Hillary Clinton broke her deafening silence on Tuesday, addressing at long last the swelling controversy surrounding her use of private email during her tenure at the State Department.
“I opted for convenience to use my personal email account, which was allowed by the State Department, because I thought it would be easier to carry just one device for my work and for my personal emails instead of two,” Clinton said. “Looking back, it would’ve been better if I’d simply used a second email account and carried a second phone.”
In her address to reporters at the UN building in New York, Clinton hoped to stamp out the fire before it became a ranging inferno. In her answers, however, she managed to somehow make things worse.

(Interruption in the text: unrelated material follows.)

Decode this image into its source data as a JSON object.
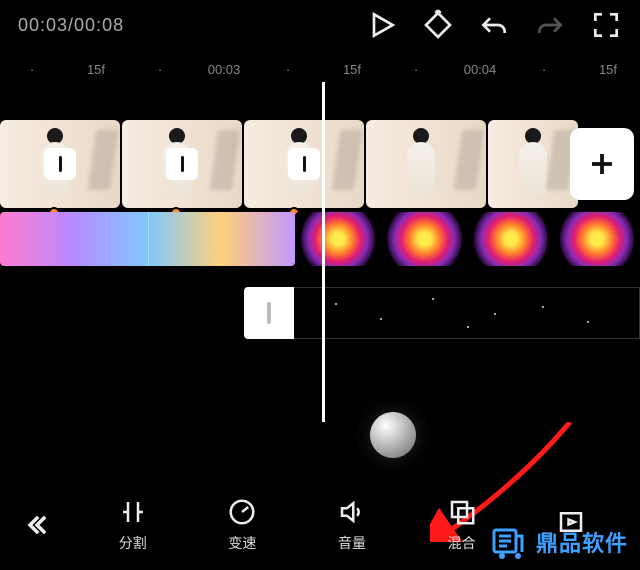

Now there is no question in many minds that something is going on behind the curtain.
One of Hillary’s arguments is that she didn’t want to carry two phones – one to conduct State Department business and one to conduct personal business. She apparently expects us to cut her a “old and out of touch” break for this ludicrous misunderstanding of how smart phones work. But aside from the scandal itself…why would we trust the country to someone who thinks you need another phone for every email account?
But Everyone Else is Doing It
Another of Clinton’s excuses is that she wasn’t the only one using personal email to conduct government business. That much is true, but it’s still a red herring. She is, as far as the facts show, the only Secretary of State to have ever conducted all government business from a private email account. And that’s not even getting into the fact that she used a private server.
It Was Protected by the Secret Service
Clinton hopes to allay our concerns about classified information falling into the wrong hands by assuring us that the server was on property guarded by the Secret Service. True enough, but we’re back into “old and out of touch” territory. The concern isn’t over the safety of the physical server. The concern is about network hackers and third-party transmissions. The Secret Service? That’s a non sequitur.
Clinton has handed over more than 30,000 emails, but she could hand over 300,000, and it wouldn’t erase the big question mark that surrounds this scandal. Because she refuses to allow a private, independent investigator to examine the server itself, we can never know which emails have been preserved…and which have been destroyed.
Her central argument, when all is said and done, comes down to two words: “Trust me.” But with a woman like Hillary, already embroiled in a separate scandal about foreign financial contributions, that’s asking a bit too much.